**** Input data ****

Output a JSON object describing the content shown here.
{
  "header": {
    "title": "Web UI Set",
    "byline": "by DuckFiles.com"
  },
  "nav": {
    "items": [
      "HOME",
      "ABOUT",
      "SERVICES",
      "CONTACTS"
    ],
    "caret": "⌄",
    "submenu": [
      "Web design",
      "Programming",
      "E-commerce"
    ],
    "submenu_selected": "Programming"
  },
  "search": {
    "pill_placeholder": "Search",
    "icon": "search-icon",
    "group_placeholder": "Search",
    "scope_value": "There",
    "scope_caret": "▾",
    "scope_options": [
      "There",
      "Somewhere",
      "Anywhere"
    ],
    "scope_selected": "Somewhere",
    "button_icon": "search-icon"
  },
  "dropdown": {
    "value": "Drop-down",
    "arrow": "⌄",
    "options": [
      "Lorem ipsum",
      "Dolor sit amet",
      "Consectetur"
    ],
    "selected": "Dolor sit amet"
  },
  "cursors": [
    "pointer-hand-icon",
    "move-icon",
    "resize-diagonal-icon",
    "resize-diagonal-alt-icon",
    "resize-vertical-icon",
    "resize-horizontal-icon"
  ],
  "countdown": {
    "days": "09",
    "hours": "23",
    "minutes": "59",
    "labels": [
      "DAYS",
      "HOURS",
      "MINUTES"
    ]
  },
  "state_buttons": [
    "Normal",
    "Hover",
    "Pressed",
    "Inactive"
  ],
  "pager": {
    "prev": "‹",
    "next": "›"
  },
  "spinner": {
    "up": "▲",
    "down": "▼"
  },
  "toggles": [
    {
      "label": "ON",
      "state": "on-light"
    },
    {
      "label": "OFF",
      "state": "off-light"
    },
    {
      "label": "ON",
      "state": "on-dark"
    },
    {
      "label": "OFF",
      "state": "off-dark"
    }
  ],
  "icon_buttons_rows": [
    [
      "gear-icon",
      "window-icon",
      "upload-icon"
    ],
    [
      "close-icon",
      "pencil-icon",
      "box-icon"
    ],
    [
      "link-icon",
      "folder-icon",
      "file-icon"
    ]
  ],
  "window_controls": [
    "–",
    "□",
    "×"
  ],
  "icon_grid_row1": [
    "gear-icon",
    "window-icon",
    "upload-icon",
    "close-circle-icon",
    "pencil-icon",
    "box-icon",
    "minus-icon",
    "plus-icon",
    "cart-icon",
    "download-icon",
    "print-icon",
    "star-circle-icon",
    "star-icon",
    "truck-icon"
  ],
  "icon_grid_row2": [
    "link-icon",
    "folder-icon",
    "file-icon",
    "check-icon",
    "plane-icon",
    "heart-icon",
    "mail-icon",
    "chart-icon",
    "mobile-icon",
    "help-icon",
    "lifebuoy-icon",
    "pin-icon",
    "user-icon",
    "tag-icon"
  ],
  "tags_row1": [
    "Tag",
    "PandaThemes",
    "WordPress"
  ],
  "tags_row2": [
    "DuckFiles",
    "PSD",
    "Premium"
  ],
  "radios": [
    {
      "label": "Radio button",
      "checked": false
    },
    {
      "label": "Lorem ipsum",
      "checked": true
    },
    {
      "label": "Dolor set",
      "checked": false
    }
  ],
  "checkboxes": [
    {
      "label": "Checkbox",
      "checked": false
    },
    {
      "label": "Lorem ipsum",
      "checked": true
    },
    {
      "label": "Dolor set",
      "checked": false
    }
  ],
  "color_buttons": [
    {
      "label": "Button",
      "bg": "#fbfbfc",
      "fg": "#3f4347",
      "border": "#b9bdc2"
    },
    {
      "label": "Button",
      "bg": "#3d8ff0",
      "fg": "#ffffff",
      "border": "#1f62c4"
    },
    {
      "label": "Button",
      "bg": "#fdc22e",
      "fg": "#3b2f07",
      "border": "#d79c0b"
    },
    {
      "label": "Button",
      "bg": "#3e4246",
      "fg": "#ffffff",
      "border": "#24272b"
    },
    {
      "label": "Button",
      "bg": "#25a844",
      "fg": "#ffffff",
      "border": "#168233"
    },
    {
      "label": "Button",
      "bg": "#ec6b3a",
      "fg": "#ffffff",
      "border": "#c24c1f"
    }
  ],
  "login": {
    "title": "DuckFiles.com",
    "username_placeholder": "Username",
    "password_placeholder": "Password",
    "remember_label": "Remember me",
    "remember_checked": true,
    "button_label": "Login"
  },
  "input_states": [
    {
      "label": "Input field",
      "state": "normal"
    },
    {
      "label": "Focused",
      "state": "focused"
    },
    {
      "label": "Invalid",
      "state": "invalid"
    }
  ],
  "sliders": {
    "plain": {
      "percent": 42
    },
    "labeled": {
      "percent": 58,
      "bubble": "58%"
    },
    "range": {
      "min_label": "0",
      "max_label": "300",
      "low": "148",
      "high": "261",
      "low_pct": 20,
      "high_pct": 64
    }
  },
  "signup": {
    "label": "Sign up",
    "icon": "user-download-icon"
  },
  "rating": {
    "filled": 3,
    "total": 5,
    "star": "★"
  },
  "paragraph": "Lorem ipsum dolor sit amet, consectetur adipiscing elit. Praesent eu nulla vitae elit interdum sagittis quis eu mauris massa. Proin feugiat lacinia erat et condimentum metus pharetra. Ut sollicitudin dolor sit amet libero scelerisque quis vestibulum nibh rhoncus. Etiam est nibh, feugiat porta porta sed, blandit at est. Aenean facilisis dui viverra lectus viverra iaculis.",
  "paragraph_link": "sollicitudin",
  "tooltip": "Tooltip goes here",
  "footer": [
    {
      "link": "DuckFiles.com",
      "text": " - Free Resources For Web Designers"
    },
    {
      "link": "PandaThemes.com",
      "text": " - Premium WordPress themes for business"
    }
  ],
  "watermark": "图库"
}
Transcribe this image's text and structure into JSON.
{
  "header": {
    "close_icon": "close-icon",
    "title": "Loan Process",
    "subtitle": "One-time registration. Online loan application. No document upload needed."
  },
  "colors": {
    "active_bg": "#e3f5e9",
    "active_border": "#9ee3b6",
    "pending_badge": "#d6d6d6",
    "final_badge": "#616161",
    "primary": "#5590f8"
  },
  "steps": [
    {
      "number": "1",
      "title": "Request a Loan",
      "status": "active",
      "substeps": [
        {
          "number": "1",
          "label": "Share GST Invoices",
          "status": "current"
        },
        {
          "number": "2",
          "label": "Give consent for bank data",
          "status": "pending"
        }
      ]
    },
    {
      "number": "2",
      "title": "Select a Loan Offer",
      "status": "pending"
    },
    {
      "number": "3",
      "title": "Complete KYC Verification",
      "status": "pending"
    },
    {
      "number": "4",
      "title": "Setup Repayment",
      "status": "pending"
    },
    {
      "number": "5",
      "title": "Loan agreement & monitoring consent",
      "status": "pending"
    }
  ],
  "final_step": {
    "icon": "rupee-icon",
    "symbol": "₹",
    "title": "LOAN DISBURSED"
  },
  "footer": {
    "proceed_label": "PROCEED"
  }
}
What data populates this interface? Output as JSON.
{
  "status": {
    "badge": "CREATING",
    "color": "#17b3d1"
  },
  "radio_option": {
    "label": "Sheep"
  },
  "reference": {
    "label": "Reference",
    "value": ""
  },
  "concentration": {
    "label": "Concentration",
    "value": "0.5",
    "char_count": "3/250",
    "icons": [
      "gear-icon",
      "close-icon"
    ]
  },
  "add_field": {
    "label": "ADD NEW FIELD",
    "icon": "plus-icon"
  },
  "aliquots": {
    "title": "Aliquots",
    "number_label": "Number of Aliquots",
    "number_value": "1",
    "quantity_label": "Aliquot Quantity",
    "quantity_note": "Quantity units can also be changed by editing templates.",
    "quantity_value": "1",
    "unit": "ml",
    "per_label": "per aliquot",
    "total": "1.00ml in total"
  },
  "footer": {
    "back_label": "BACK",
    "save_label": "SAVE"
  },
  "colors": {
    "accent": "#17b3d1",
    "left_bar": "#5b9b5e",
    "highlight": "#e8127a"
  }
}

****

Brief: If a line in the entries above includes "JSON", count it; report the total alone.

Answer box: 3